BEGIN

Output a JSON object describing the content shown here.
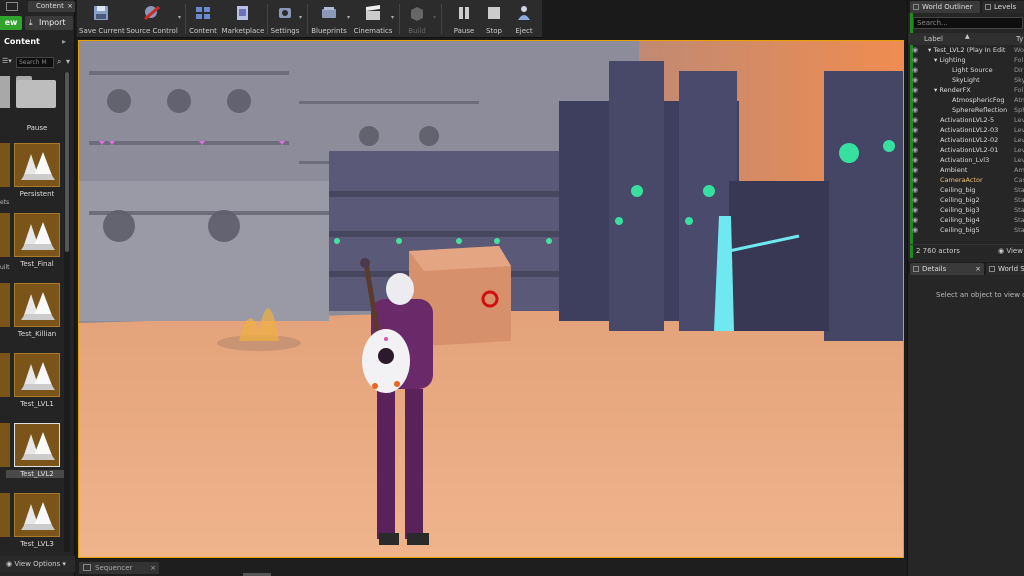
{
  "content_browser": {
    "tab_label": "Content",
    "new_label": "Add New",
    "new_visible": "ew",
    "import_label": "Import",
    "path_label": "Content",
    "search_placeholder": "Search M",
    "view_options_label": "View Options",
    "folder_label": "Pause",
    "assets": [
      {
        "label": "Persistent",
        "selected": false
      },
      {
        "label": "Test_Final",
        "selected": false
      },
      {
        "label": "Test_Killian",
        "selected": false
      },
      {
        "label": "Test_LVL1",
        "selected": false
      },
      {
        "label": "Test_LVL2",
        "selected": true
      },
      {
        "label": "Test_LVL3",
        "selected": false
      }
    ],
    "cut_labels": [
      "ets",
      "uilt"
    ]
  },
  "toolbar": {
    "buttons": [
      {
        "label": "Save Current",
        "icon": "save-icon",
        "color": "#8aa0c8"
      },
      {
        "label": "Source Control",
        "icon": "source-control-icon",
        "color": "#c03030"
      },
      {
        "label": "Content",
        "icon": "content-icon",
        "color": "#6a8ad0"
      },
      {
        "label": "Marketplace",
        "icon": "marketplace-icon",
        "color": "#8c8cc8"
      },
      {
        "label": "Settings",
        "icon": "settings-icon",
        "color": "#8a9ab8"
      },
      {
        "label": "Blueprints",
        "icon": "blueprints-icon",
        "color": "#8a9ab8"
      },
      {
        "label": "Cinematics",
        "icon": "cinematics-icon",
        "color": "#bbbbbb"
      },
      {
        "label": "Build",
        "icon": "build-icon",
        "color": "#777777",
        "disabled": true
      },
      {
        "label": "Pause",
        "icon": "pause-icon",
        "color": "#bbbbbb"
      },
      {
        "label": "Stop",
        "icon": "stop-icon",
        "color": "#bbbbbb"
      },
      {
        "label": "Eject",
        "icon": "eject-icon",
        "color": "#88aadd"
      }
    ]
  },
  "bottom": {
    "sequencer_tab": "Sequencer"
  },
  "world_outliner": {
    "tab_label": "World Outliner",
    "levels_tab": "Levels",
    "search_placeholder": "Search...",
    "col_label": "Label",
    "col_type": "Ty",
    "rows": [
      {
        "name": "Test_LVL2 (Play In Edit",
        "type": "Wo",
        "indent": 1,
        "icon": "world-icon"
      },
      {
        "name": "Lighting",
        "type": "Fol",
        "indent": 2,
        "icon": "folder-icon"
      },
      {
        "name": "Light Source",
        "type": "Dir",
        "indent": 3,
        "icon": "light-icon"
      },
      {
        "name": "SkyLight",
        "type": "Sky",
        "indent": 3,
        "icon": "light-icon"
      },
      {
        "name": "RenderFX",
        "type": "Fol",
        "indent": 2,
        "icon": "folder-icon"
      },
      {
        "name": "AtmosphericFog",
        "type": "Atm",
        "indent": 3,
        "icon": "fog-icon"
      },
      {
        "name": "SphereReflection",
        "type": "Sph",
        "indent": 3,
        "icon": "sphere-icon"
      },
      {
        "name": "ActivationLVL2-5",
        "type": "Lev",
        "indent": 2,
        "icon": "actor-icon"
      },
      {
        "name": "ActivationLVL2-03",
        "type": "Lev",
        "indent": 2,
        "icon": "actor-icon"
      },
      {
        "name": "ActivationLVL2-02",
        "type": "Lev",
        "indent": 2,
        "icon": "actor-icon"
      },
      {
        "name": "ActivationLVL2-01",
        "type": "Lev",
        "indent": 2,
        "icon": "actor-icon"
      },
      {
        "name": "Activation_Lvl3",
        "type": "Lev",
        "indent": 2,
        "icon": "actor-icon"
      },
      {
        "name": "Ambient",
        "type": "Am",
        "indent": 2,
        "icon": "sound-icon"
      },
      {
        "name": "CameraActor",
        "type": "Cas",
        "indent": 2,
        "icon": "camera-icon"
      },
      {
        "name": "Ceiling_big",
        "type": "Sta",
        "indent": 2,
        "icon": "mesh-icon"
      },
      {
        "name": "Ceiling_big2",
        "type": "Sta",
        "indent": 2,
        "icon": "mesh-icon"
      },
      {
        "name": "Ceiling_big3",
        "type": "Sta",
        "indent": 2,
        "icon": "mesh-icon"
      },
      {
        "name": "Ceiling_big4",
        "type": "Sta",
        "indent": 2,
        "icon": "mesh-icon"
      },
      {
        "name": "Ceiling_big5",
        "type": "Sta",
        "indent": 2,
        "icon": "mesh-icon"
      }
    ],
    "actor_count": "2 760 actors",
    "view_label": "View"
  },
  "details": {
    "tab_label": "Details",
    "world_settings_tab": "World S",
    "empty_message": "Select an object to view deta"
  },
  "colors": {
    "accent_green": "#2fa32c",
    "viewport_border": "#e8a000",
    "asset_thumb": "#7a5418"
  }
}
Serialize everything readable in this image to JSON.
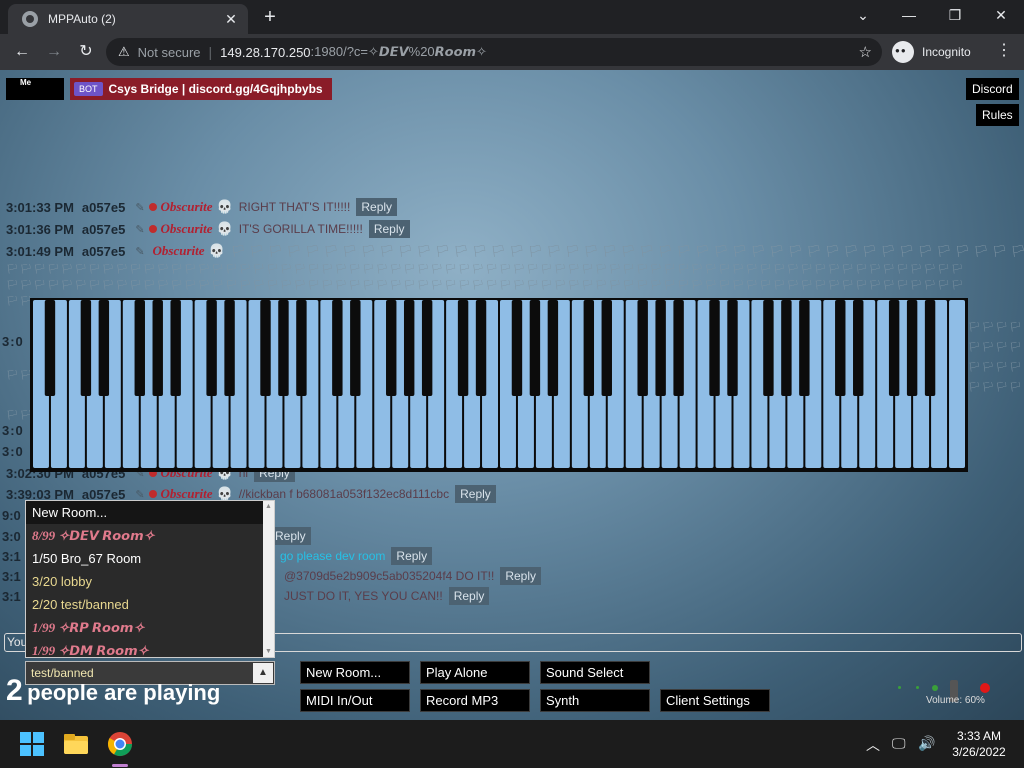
{
  "browser": {
    "tab_title": "MPPAuto (2)",
    "tab_close": "✕",
    "new_tab": "+",
    "win_min": "—",
    "win_max": "❐",
    "win_close": "✕",
    "collapse": "⌄",
    "not_secure": "Not secure",
    "url_host": "149.28.170.250",
    "url_rest": ":1980/?c=✧𝘿𝙀𝙑%20𝙍𝙤𝙤𝙢✧",
    "incognito": "Incognito",
    "back": "←",
    "forward": "→",
    "reload": "↻",
    "star": "☆",
    "kebab": "⋮",
    "warn": "⚠",
    "sep": "|"
  },
  "header": {
    "me_label": "Me",
    "me_name": "",
    "bot_tag": "BOT",
    "bot_name": "Csys Bridge | discord.gg/4Gqjhpbybs",
    "discord": "Discord",
    "rules": "Rules"
  },
  "chat": {
    "reply_label": "Reply",
    "nick": "Obscurite",
    "uid": "a057e5",
    "skull": "💀",
    "lines": [
      {
        "time": "3:01:33 PM",
        "msg": "RIGHT THAT'S IT!!!!!"
      },
      {
        "time": "3:01:36 PM",
        "msg": "IT'S GORILLA TIME!!!!!"
      },
      {
        "time": "3:01:49 PM",
        "msg": "🏳 🏳 🏳 🏳 🏳 🏳 🏳 🏳 🏳 🏳 🏳 🏳 🏳 🏳 🏳 🏳 🏳 🏳 🏳 🏳 🏳 🏳 🏳 🏳 🏳 🏳 🏳 🏳 🏳 🏳 🏳 🏳 🏳 🏳 🏳 🏳 🏳 🏳 🏳 🏳 🏳 🏳 🏳 🏳 🏳 🏳 🏳 🏳 🏳 🏳"
      },
      {
        "time": "3:02:30 PM",
        "msg": "hi"
      },
      {
        "time": "3:39:03 PM",
        "msg": "//kickban f b68081a053f132ec8d111cbc"
      }
    ],
    "partial_times": [
      "3:0",
      "3:0",
      "3:0",
      "9:0",
      "3:0",
      "3:1",
      "3:1",
      "3:1"
    ],
    "partial_msgs": [
      "go please dev room",
      "@3709d5e2b909c5ab035204f4 DO IT!!",
      "JUST DO IT, YES YOU CAN!!"
    ],
    "input_label": "You"
  },
  "rooms": {
    "items": [
      {
        "label": "New Room...",
        "style": "newroom"
      },
      {
        "label": "8/99 ✧𝘿𝙀𝙑 𝙍𝙤𝙤𝙢✧",
        "style": "pink"
      },
      {
        "label": "1/50 Bro_67 Room",
        "style": "white"
      },
      {
        "label": "3/20 lobby",
        "style": "gold"
      },
      {
        "label": "2/20 test/banned",
        "style": "gold"
      },
      {
        "label": "1/99 ✧𝙍𝙋 𝙍𝙤𝙤𝙢✧",
        "style": "pink"
      },
      {
        "label": "1/99 ✧𝘿𝙈 𝙍𝙤𝙤𝙢✧",
        "style": "pink"
      }
    ],
    "selected": "test/banned",
    "arrow": "▲",
    "scroll_up": "▲",
    "scroll_down": "▼"
  },
  "status": {
    "count": "2",
    "text": "people are playing"
  },
  "controls": {
    "new_room": "New Room...",
    "play_alone": "Play Alone",
    "sound_select": "Sound Select",
    "midi": "MIDI In/Out",
    "record": "Record MP3",
    "synth": "Synth",
    "client_settings": "Client Settings",
    "volume": "Volume: 60%"
  },
  "taskbar": {
    "time": "3:33 AM",
    "date": "3/26/2022",
    "chevron": "︿",
    "tray_icons": [
      "🖵",
      "🔊"
    ]
  },
  "colors": {
    "piano_white": "#8fbde6",
    "piano_black": "#0c0c0c",
    "nick": "#b22030",
    "accent_cyan": "#26c1e6"
  }
}
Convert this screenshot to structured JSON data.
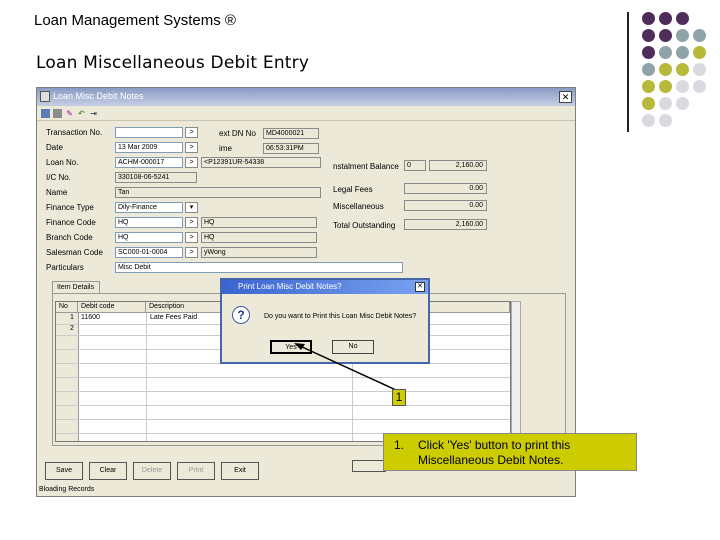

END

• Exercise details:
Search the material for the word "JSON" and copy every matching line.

• Answer to this exercise:
Output a JSON object describing the content shown here.
Serialize everything readable in this image to JSON.
Convert this screenshot to structured JSON data.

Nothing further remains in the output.